Veterans, especially those that have served during major conflicts, go through many harrowing experiences. These include traumatic brain injuries, which can cause temporary memory loss in some cases.
Because veterans tend to experience multiple rather than singular traumatic brain injuries, can they be prone to developing dementia when they reach old age? Unfortunately, the answer is yes.
According to the Aging Life Care Association, the traumatic brain injuries experienced by veterans have long-term effects on their brains’ tissues. This is because of the laceration and bleeding caused by the mechanism in which TBIs work.
You see, when the brain experiences blunt trauma, the brain moves inside the skull in response. When the impact is forceful enough, it could rupture blood vessels and neurons, and cause brain tissue to scrape against the skull.
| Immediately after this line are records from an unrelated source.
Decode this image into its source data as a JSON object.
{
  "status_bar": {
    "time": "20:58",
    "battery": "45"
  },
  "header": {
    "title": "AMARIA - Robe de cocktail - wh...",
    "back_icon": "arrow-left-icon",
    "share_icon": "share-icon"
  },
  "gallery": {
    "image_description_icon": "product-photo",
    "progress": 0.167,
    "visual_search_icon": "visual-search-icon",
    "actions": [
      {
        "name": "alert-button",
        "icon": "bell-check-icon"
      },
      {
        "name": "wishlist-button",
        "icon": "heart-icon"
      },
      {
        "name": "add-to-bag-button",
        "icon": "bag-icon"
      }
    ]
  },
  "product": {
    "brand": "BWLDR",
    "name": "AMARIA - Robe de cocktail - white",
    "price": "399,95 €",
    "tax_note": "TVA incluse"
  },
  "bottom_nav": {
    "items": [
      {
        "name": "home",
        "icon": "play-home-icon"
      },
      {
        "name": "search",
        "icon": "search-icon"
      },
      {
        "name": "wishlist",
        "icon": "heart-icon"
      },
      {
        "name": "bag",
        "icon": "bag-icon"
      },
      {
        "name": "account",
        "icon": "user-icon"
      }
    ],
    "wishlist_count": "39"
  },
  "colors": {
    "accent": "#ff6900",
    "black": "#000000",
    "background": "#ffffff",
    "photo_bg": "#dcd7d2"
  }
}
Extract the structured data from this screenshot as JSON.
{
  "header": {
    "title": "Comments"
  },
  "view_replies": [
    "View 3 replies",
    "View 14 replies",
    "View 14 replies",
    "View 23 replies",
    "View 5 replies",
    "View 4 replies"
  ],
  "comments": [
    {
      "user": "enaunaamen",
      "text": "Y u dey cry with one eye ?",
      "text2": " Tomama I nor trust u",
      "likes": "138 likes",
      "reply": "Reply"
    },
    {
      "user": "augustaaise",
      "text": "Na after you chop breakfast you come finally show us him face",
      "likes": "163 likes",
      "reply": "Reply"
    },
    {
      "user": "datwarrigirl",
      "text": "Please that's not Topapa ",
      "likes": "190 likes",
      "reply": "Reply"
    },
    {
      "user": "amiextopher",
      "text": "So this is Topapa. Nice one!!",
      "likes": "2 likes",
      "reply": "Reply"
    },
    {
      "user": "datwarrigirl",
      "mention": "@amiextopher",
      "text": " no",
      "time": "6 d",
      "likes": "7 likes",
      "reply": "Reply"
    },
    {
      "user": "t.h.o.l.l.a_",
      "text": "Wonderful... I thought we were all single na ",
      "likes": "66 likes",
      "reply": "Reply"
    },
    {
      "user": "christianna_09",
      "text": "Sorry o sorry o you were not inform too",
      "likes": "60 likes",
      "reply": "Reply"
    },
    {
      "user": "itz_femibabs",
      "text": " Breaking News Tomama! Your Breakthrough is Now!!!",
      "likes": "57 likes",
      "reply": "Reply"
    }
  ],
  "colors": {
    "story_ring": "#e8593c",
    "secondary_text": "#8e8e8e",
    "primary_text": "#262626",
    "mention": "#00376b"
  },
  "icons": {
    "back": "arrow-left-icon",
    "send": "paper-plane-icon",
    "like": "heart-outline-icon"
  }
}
This causes tissue damage and internal hemorrhage in some cases.
Thanks to advances in military technology, many soldiers survive the initial injury and may not need 24 hour in-home care at the beginning. However, the initial injuries suffered by the brain’s tissues could progress to dementia in the long run. The risk becomes even higher if the soldier suffers multiple brain injuries in the course of their service.
Simply put, the initial effects of TBI could trigger the inflammation in the brain that leads to the accumulation of beta-amyloid plaques and the subsequent damage to neurons and nerves. These, in turn, can result in dementia like Alzheimer’s or Parkinson’s diseases, and the need for home care services in Allentown, Pennsylvania.
If you’re looking for home care in Hammonton, New Jersey, feel free to drop us a line at Trifecta Home Care LLC.